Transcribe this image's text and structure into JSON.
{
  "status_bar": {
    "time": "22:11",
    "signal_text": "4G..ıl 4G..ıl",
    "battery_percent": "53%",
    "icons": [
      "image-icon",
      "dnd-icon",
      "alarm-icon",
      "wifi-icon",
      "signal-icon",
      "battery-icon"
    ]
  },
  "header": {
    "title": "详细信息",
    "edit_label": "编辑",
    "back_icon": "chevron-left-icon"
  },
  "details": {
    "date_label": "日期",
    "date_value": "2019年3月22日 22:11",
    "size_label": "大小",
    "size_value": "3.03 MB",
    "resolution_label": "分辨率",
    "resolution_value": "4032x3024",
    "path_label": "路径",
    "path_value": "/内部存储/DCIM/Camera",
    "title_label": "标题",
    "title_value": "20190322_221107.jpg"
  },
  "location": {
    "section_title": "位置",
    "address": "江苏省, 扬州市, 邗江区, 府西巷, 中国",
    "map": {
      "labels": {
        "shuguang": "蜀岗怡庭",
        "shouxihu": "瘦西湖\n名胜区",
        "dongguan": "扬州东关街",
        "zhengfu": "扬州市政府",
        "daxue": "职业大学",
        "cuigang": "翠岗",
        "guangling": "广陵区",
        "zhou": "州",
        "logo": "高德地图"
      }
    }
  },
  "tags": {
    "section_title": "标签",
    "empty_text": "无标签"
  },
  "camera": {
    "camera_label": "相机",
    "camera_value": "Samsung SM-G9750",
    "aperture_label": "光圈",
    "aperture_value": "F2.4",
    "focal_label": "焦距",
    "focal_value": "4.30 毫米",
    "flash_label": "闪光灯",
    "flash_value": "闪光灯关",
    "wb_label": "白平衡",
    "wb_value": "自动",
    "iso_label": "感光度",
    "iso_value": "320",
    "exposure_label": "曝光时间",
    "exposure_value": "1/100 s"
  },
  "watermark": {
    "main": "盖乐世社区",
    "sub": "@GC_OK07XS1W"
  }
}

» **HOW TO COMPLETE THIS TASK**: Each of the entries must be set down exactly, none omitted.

» **ANSWER TO THIS EXERCISE**:
Transcribe this image's text and structure into JSON.
{
  "status_bar": {
    "time": "22:11",
    "signal_text": "4G..ıl 4G..ıl",
    "battery_percent": "53%",
    "icons": [
      "image-icon",
      "dnd-icon",
      "alarm-icon",
      "wifi-icon",
      "signal-icon",
      "battery-icon"
    ]
  },
  "header": {
    "title": "详细信息",
    "edit_label": "编辑",
    "back_icon": "chevron-left-icon"
  },
  "details": {
    "date_label": "日期",
    "date_value": "2019年3月22日 22:11",
    "size_label": "大小",
    "size_value": "3.03 MB",
    "resolution_label": "分辨率",
    "resolution_value": "4032x3024",
    "path_label": "路径",
    "path_value": "/内部存储/DCIM/Camera",
    "title_label": "标题",
    "title_value": "20190322_221107.jpg"
  },
  "location": {
    "section_title": "位置",
    "address": "江苏省, 扬州市, 邗江区, 府西巷, 中国",
    "map": {
      "labels": {
        "shuguang": "蜀岗怡庭",
        "shouxihu": "瘦西湖\n名胜区",
        "dongguan": "扬州东关街",
        "zhengfu": "扬州市政府",
        "daxue": "职业大学",
        "cuigang": "翠岗",
        "guangling": "广陵区",
        "zhou": "州",
        "logo": "高德地图"
      }
    }
  },
  "tags": {
    "section_title": "标签",
    "empty_text": "无标签"
  },
  "camera": {
    "camera_label": "相机",
    "camera_value": "Samsung SM-G9750",
    "aperture_label": "光圈",
    "aperture_value": "F2.4",
    "focal_label": "焦距",
    "focal_value": "4.30 毫米",
    "flash_label": "闪光灯",
    "flash_value": "闪光灯关",
    "wb_label": "白平衡",
    "wb_value": "自动",
    "iso_label": "感光度",
    "iso_value": "320",
    "exposure_label": "曝光时间",
    "exposure_value": "1/100 s"
  },
  "watermark": {
    "main": "盖乐世社区",
    "sub": "@GC_OK07XS1W"
  }
}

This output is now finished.